NORMAL - Downtown Normal is now "uptown." The City Council voted Monday night to change how it will refer to the central business district.
"We're uptown now," Mayor Chris Koos said after the unanimous council vote.
"I think the word 'uptown' is very distinguishing," said Councilwoman Cheryl Gaines. "It's new, more modern. We're moving toward sophistication."
While Councilman Jason Chambers admitted it's taken him awhile to come around to the word, he has accepted it.
"This isn't the same downtown," he said. "It's the same space but it's being used a lot differently."
Councilman Adam Nielsen agreed.
"This is a new place; a new destination. It deserves a new name," said Nielsen.
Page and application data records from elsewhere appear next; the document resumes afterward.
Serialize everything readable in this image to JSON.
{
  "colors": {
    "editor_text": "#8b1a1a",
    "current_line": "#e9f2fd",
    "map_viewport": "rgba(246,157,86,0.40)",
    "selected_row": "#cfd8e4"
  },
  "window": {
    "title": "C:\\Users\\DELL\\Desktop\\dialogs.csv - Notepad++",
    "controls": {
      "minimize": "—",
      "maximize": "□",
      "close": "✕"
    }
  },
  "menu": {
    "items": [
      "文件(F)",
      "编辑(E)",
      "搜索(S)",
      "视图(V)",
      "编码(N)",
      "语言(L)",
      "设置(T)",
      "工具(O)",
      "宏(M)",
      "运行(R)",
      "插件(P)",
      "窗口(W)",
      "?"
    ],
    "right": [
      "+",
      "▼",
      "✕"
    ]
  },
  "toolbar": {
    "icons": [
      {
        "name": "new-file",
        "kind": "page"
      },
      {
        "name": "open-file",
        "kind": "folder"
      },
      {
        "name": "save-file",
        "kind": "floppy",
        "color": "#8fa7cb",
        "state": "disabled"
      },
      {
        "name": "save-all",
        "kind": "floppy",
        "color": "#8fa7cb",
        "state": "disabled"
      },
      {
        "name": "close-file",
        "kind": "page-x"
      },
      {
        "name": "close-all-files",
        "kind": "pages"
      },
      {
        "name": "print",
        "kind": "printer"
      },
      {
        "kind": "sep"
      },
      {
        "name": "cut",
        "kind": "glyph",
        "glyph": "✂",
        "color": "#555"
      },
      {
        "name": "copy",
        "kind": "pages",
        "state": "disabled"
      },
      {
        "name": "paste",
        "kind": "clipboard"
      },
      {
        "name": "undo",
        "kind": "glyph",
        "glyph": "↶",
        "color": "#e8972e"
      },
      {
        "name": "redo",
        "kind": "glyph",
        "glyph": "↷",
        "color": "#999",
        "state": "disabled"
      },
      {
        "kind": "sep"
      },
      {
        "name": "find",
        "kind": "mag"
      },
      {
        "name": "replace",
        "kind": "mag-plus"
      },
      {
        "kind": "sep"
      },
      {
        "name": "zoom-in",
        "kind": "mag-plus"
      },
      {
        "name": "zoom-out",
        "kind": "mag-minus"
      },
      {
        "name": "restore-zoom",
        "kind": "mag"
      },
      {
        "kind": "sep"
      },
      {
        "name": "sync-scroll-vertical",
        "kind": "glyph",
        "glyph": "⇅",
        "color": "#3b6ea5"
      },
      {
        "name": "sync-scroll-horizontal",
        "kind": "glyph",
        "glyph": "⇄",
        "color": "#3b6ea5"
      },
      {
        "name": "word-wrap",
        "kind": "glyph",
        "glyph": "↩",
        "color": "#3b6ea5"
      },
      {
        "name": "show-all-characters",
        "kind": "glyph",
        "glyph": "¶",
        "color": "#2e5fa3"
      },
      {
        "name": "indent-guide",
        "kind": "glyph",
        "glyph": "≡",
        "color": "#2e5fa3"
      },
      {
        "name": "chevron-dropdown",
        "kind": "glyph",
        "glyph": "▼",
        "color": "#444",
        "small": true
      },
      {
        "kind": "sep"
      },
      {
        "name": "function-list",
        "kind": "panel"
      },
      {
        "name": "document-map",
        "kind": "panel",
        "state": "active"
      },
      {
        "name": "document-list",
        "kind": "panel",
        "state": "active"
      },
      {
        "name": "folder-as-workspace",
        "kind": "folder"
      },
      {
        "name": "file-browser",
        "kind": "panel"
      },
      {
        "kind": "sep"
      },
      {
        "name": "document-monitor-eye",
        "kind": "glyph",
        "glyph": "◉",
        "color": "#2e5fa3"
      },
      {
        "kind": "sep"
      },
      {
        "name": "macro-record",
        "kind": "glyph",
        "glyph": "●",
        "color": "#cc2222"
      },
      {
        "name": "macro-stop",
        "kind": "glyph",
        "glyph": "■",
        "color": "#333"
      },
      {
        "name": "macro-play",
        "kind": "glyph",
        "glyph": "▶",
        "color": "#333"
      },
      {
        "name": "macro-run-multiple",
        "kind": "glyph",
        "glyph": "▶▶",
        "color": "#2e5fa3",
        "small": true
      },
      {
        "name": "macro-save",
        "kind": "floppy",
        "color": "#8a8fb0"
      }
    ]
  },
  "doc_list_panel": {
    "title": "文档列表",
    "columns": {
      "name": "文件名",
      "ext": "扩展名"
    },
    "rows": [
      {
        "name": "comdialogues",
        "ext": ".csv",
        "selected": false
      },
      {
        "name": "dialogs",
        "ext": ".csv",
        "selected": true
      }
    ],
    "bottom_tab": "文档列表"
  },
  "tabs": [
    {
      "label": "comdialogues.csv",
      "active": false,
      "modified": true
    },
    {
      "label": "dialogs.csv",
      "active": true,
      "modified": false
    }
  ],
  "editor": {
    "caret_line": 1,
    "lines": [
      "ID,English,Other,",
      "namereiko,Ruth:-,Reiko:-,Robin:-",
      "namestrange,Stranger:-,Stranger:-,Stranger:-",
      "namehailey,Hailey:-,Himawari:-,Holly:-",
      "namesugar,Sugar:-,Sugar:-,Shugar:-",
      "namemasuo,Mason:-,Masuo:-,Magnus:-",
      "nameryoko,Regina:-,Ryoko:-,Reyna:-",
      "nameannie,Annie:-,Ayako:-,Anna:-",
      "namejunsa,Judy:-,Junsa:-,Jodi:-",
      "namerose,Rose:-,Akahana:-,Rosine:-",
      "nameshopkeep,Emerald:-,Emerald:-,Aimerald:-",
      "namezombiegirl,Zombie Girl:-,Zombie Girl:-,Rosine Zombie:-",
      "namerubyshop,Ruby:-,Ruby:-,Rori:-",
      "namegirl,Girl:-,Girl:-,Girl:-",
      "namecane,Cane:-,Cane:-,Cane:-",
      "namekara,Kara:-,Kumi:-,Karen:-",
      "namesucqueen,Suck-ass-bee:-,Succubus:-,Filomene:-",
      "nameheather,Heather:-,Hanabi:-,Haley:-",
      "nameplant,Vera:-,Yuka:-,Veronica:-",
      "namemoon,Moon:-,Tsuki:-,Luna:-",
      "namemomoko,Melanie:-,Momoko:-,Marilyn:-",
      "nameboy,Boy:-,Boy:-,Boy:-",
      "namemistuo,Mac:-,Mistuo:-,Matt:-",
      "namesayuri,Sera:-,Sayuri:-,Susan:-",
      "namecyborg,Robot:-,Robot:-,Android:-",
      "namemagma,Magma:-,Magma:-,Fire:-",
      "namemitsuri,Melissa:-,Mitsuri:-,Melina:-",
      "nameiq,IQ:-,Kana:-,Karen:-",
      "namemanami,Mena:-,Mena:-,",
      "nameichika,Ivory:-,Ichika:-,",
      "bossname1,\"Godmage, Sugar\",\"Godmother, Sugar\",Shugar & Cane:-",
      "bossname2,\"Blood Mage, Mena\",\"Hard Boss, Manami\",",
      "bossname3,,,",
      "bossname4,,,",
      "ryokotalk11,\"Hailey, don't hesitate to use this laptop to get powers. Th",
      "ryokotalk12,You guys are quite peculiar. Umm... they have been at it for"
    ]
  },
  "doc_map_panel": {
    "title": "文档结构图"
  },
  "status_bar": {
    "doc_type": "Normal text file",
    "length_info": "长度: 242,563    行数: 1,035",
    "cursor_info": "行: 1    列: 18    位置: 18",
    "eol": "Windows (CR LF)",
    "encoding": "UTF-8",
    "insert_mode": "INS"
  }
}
The town is in the midst of a comprehensive downtown renovation plan that includes a planned Marriott Hotel and Conference Center and numerous new buildings. There will be three parking garages - one of which also got the green light for construction Monday night.
"I think (the name change) eliminates confusion," said Nielsen. "It's downtown Bloomington and uptown Normal."
The new "uptown" reference will part of a new location finder system - called a brand - also approved by the council Monday. The brand will feature the word Normal with a graphic "o" that represents the planned traffic roundabout to be built at the intersection of Beaufort and North streets and the future Constitution Boulevard.
In the main brand, the "o" will be green like the green area in the center of the roundabout. But the color of the circle will change when the brand is used to help visitors find things in town.
For example, the circle would be dark green when used to show where a visitor can bicycle; dark pink to show where to shop; blue for education; and purple for entertainment.
The brand was designed by Cardosi Kiper Design Group of Oak Park with input from town staff, community representatives and the Downtown Normal Business Association.
Downtown business owners also were asked for input on the change from "downtown" to "uptown." Of the 32 businesses polled, 13 strongly preferred "uptown" while 19 preferred "downtown" or had not preference.
City Manager Mark Peterson said the town staff will begin making the change immediately, but it will take some time.
Meanwhile, work on a planned $10 million, 660-space parking garage just east of the new Bank of Illinois building along College Avenue is expected to begin in the spring. The garage will include town-owned commercial space on the first floor of the east side.
Brady Construction and Development will build "liner" housing and retail space that would butt up to the south side of the deck.
Spaces in the parking deck may cost 50 cents to $1 an hour, but will be free for library patrons and Bank of Illinois customers.